Given entries below:
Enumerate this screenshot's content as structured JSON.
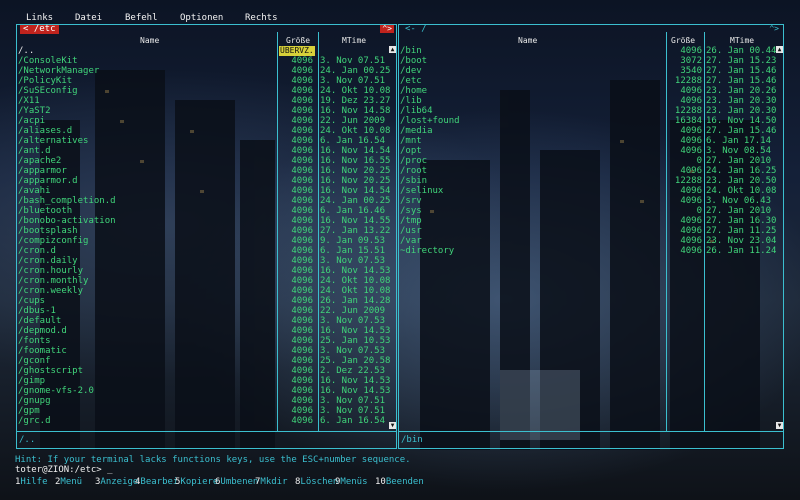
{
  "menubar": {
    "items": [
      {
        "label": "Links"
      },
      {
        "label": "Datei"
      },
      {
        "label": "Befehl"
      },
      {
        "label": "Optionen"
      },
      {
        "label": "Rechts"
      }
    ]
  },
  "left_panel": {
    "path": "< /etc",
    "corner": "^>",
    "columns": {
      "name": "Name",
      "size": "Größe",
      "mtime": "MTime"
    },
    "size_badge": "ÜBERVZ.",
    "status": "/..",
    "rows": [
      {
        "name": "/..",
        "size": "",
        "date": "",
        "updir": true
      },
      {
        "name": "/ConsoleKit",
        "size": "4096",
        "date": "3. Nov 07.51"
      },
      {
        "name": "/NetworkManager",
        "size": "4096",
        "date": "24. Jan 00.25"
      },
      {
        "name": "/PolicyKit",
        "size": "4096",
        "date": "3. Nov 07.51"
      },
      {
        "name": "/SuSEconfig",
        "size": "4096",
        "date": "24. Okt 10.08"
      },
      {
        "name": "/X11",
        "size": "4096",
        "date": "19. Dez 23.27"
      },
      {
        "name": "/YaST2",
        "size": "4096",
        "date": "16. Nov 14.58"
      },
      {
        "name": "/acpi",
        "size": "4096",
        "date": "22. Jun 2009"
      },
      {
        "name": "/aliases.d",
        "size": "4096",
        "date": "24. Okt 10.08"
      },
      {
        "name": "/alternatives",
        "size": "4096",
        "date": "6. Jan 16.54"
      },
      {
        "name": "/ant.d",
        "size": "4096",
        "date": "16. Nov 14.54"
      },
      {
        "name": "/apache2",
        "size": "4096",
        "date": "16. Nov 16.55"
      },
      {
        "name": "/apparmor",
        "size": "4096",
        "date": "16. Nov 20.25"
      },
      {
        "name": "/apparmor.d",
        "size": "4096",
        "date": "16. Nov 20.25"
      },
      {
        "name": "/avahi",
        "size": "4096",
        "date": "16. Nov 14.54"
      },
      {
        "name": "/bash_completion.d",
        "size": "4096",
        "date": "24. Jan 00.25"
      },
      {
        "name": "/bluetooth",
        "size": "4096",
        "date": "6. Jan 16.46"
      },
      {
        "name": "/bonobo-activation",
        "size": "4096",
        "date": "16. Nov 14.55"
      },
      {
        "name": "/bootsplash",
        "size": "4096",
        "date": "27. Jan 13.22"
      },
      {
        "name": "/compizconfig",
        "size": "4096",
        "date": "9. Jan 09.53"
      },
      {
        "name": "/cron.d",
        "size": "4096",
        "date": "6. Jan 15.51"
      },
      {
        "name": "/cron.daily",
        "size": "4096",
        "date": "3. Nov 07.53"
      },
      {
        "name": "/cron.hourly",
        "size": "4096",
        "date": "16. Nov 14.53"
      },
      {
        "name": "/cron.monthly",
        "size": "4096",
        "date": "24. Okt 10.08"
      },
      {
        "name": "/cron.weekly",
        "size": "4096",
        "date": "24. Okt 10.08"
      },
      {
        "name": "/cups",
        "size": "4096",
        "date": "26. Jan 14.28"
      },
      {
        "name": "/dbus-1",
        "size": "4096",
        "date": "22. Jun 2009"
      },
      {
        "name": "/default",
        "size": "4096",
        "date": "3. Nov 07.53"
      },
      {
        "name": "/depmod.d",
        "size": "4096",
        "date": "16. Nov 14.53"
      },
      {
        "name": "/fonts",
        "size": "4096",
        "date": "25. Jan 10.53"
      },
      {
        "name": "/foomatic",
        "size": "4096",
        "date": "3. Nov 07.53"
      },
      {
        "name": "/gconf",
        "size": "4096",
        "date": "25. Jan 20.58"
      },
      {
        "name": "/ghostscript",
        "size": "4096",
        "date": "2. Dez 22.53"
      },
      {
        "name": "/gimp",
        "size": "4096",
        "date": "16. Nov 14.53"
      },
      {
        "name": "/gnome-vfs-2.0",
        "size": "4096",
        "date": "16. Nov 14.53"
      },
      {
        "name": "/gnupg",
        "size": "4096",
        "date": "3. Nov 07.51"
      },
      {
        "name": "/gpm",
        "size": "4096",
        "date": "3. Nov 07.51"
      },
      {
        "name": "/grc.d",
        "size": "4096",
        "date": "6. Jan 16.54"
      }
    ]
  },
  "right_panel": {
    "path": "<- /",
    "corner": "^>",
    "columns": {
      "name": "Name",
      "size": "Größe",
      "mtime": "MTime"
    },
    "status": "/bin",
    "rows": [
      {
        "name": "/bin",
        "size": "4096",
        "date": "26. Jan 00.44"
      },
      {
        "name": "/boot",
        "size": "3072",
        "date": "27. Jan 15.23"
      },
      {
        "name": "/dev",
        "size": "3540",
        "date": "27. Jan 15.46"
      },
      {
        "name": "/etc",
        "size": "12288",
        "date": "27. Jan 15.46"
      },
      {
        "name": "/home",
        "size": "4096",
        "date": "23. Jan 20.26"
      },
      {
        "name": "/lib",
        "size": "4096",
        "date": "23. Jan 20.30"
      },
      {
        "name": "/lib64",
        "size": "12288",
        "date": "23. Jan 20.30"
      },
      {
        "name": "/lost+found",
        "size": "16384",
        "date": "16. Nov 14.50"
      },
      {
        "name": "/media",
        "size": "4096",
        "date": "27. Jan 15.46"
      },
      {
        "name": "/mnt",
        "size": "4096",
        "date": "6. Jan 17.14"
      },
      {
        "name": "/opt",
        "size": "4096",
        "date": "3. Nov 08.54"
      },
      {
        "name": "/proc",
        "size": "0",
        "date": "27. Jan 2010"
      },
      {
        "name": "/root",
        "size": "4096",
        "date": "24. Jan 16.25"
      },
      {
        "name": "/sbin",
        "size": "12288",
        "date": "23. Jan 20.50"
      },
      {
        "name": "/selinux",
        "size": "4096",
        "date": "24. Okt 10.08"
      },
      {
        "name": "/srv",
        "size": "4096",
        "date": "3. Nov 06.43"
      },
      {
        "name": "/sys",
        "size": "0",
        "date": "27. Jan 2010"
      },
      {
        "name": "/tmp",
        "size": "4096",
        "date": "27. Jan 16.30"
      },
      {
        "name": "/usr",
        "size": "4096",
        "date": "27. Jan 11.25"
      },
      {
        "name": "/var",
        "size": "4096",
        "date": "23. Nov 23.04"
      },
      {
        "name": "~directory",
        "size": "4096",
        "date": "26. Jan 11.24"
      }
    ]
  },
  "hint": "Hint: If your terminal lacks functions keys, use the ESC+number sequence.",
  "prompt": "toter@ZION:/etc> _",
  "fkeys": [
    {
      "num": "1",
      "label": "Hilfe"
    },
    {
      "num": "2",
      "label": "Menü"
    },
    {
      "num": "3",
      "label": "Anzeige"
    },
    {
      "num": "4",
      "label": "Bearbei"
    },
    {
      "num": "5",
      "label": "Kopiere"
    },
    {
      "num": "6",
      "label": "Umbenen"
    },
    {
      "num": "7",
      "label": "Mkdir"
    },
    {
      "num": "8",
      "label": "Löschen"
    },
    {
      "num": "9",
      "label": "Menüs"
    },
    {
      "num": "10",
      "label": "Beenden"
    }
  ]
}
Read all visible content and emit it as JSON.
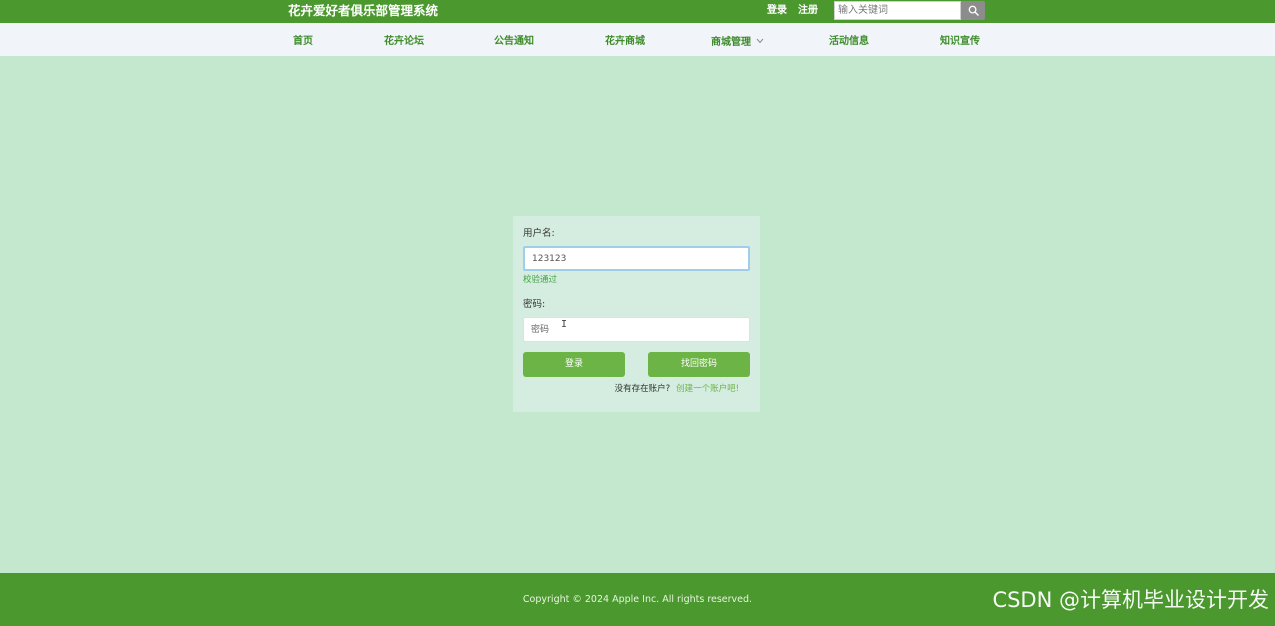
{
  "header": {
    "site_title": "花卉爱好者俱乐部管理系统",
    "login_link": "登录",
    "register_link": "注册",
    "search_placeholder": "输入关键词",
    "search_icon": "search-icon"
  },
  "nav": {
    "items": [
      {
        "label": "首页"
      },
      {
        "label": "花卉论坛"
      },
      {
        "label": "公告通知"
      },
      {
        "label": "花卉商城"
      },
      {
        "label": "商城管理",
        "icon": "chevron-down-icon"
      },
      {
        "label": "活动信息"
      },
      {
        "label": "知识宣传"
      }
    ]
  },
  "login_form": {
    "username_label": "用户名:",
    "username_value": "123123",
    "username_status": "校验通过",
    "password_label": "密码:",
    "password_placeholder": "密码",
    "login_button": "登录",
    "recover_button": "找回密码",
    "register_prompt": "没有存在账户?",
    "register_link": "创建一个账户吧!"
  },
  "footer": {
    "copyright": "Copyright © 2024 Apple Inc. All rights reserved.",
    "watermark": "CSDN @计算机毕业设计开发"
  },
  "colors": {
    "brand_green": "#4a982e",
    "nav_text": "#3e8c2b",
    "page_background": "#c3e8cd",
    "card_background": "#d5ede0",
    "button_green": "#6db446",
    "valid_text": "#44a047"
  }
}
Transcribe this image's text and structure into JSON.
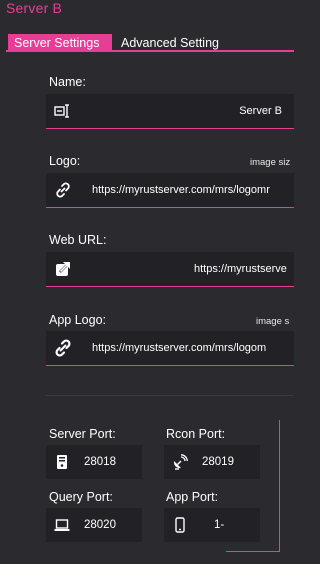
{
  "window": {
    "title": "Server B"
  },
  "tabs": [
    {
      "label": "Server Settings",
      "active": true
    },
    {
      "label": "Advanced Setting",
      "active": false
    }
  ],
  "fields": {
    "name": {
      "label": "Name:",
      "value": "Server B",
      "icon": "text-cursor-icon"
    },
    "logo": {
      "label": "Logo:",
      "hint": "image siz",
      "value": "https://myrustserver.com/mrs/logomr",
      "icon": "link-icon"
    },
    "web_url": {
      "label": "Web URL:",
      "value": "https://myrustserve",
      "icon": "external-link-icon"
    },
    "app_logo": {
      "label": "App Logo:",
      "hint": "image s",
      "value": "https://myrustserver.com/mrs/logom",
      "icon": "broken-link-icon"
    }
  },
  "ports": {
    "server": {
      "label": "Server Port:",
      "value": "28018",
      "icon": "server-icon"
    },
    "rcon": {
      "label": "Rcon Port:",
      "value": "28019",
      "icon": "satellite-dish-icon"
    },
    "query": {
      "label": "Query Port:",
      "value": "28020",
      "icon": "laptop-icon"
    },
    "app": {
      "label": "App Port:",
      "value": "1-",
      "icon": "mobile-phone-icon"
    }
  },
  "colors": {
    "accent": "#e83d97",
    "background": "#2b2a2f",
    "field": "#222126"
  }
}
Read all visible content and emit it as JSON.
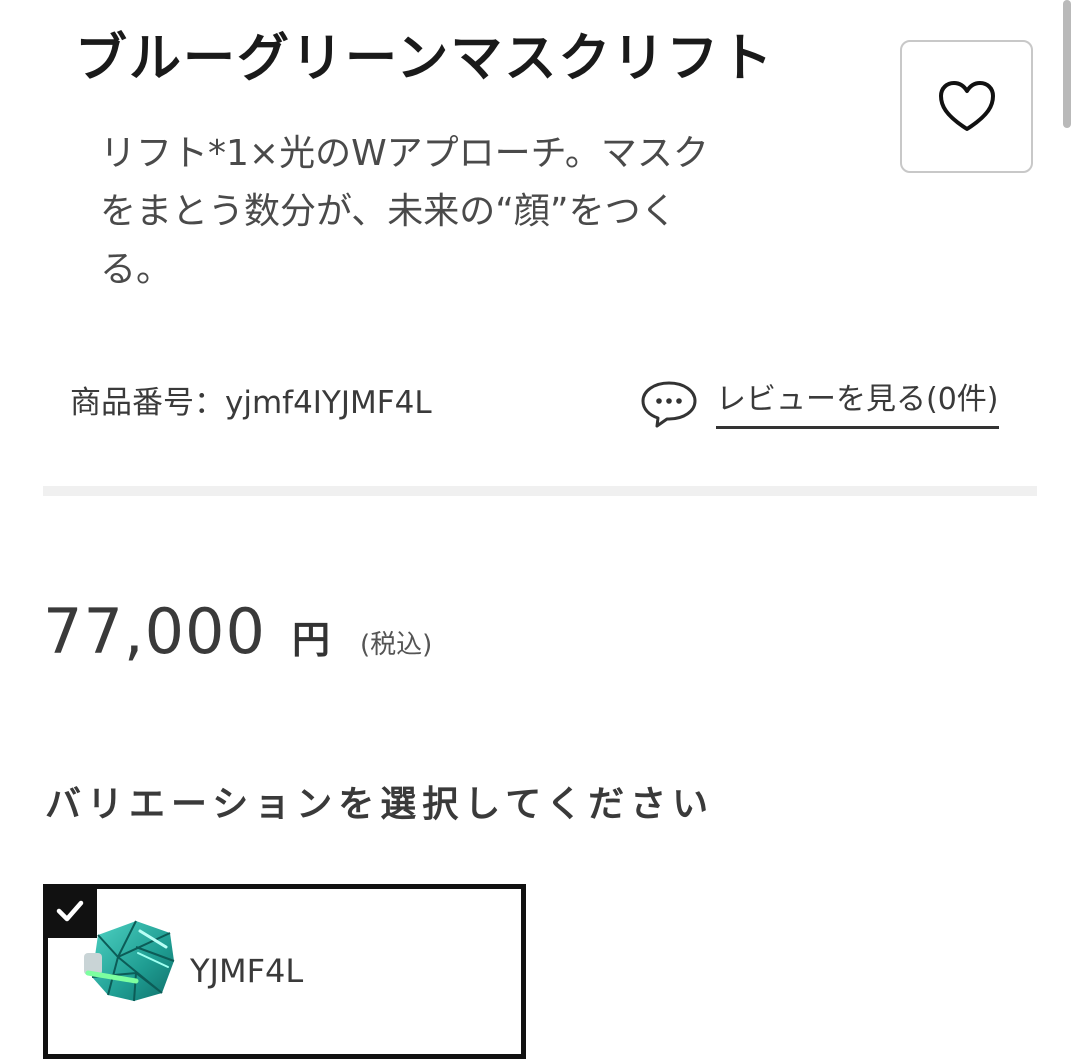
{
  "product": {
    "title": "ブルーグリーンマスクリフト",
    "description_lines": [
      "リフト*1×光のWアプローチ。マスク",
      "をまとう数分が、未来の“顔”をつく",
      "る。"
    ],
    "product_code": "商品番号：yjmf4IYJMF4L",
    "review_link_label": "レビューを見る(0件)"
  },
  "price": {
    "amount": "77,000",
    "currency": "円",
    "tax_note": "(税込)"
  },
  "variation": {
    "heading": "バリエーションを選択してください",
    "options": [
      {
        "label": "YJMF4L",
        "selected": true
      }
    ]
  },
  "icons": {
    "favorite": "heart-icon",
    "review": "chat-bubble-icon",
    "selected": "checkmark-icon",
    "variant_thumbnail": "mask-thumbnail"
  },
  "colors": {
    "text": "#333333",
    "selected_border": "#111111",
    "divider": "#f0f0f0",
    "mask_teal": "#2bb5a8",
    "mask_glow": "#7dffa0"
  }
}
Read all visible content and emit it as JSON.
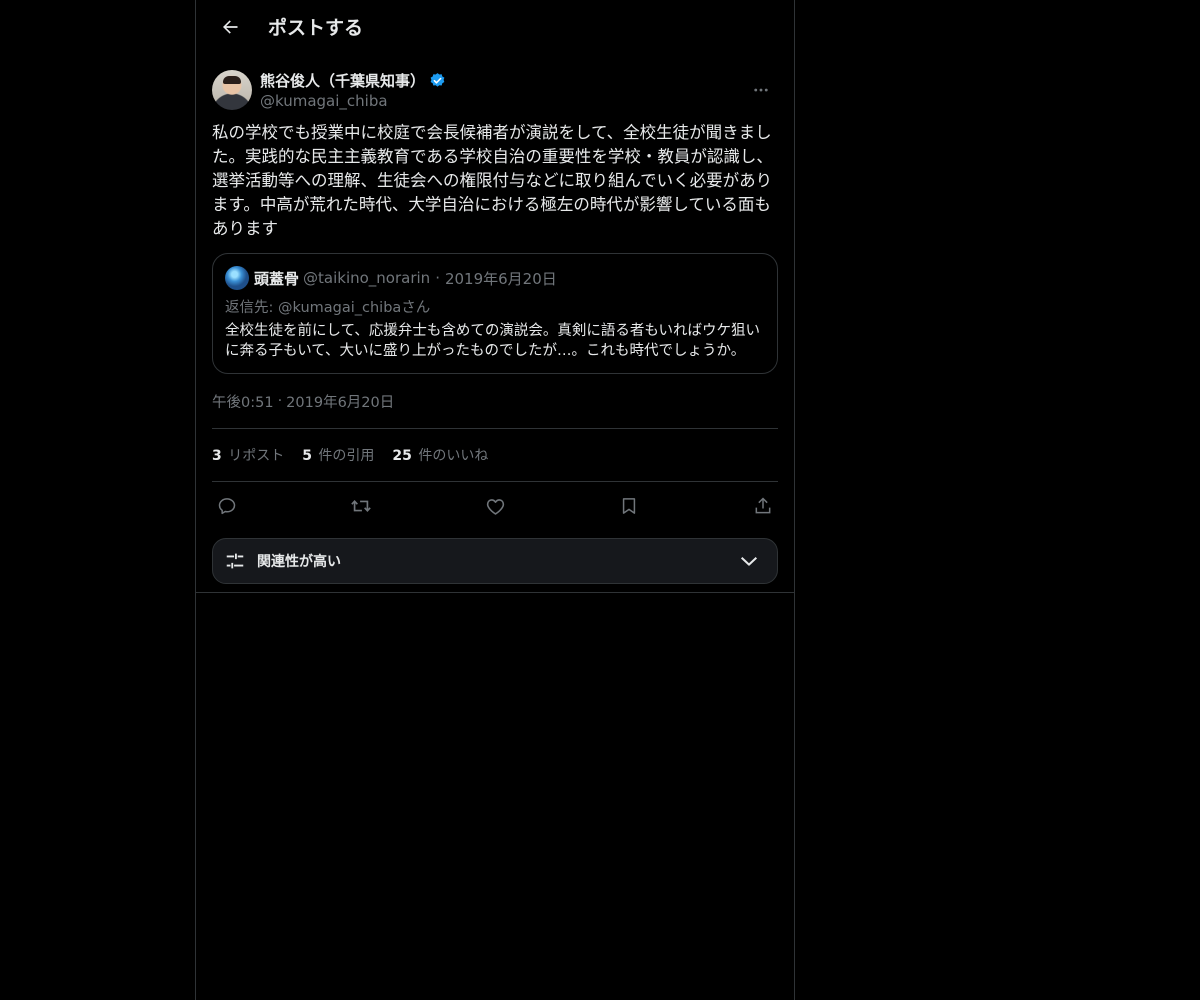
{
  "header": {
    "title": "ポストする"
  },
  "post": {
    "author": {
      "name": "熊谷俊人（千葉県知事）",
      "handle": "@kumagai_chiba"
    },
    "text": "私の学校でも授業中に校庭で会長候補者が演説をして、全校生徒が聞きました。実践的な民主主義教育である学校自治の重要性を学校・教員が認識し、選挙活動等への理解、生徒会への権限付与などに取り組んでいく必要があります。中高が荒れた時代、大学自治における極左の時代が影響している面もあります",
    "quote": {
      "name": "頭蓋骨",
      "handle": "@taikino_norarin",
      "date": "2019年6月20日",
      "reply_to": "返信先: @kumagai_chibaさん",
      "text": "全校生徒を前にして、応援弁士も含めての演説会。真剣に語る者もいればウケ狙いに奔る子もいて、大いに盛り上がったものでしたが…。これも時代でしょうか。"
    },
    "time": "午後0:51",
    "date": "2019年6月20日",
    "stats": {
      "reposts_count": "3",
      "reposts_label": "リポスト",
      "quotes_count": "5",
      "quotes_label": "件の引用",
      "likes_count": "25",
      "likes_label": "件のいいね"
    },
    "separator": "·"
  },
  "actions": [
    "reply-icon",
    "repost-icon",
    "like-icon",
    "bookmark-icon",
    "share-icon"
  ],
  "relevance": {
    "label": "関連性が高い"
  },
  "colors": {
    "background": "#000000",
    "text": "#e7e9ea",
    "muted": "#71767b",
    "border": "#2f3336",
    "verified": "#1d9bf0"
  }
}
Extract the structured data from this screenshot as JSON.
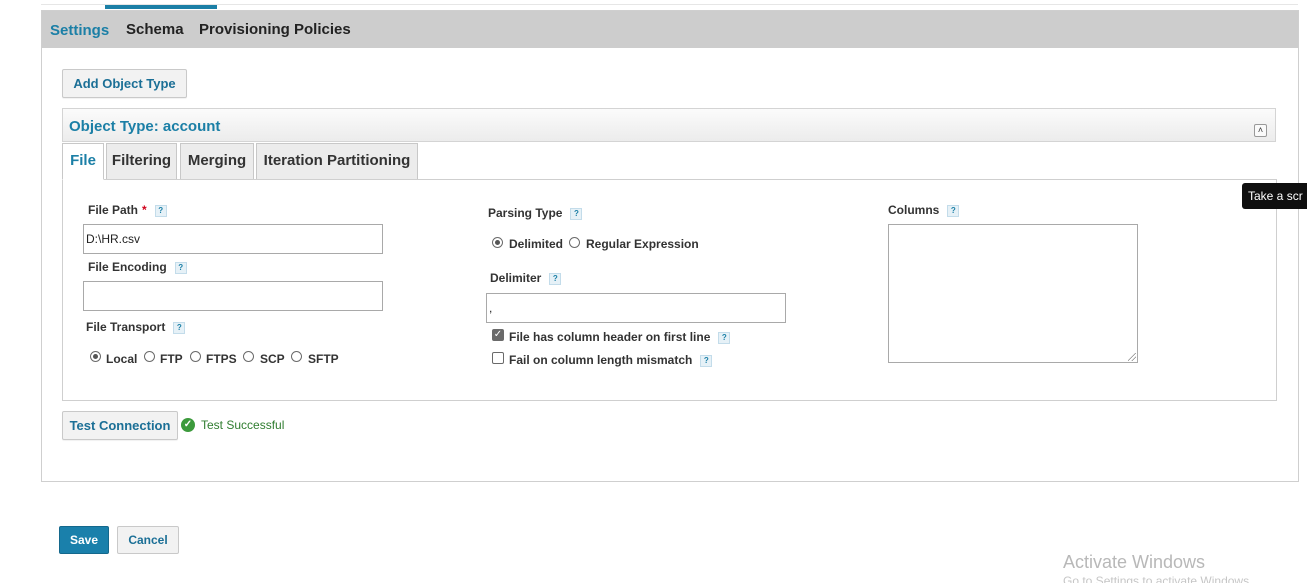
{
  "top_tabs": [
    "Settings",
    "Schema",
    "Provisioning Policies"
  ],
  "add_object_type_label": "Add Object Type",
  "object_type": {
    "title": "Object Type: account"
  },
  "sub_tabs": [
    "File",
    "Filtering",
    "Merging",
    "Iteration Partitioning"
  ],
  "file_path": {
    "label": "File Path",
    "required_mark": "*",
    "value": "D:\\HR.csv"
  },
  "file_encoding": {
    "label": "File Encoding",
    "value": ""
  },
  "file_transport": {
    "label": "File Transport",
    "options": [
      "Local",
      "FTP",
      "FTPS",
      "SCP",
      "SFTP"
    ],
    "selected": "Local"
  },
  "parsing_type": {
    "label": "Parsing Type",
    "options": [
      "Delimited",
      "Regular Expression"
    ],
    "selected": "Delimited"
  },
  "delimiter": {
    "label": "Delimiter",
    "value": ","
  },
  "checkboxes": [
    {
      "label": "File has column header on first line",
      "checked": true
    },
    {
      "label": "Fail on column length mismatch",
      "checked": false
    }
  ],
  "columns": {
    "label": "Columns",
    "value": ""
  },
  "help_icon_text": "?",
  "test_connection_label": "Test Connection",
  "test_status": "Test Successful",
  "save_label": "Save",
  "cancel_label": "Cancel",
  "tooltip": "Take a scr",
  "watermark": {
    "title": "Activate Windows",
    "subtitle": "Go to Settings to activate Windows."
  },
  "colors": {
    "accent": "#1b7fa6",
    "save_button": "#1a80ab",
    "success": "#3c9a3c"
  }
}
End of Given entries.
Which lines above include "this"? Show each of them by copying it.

_Final answer:_
Enumerate this screenshot's content as structured JSON.
Transcribe this image's text and structure into JSON.
Extract the structured data from this screenshot as JSON.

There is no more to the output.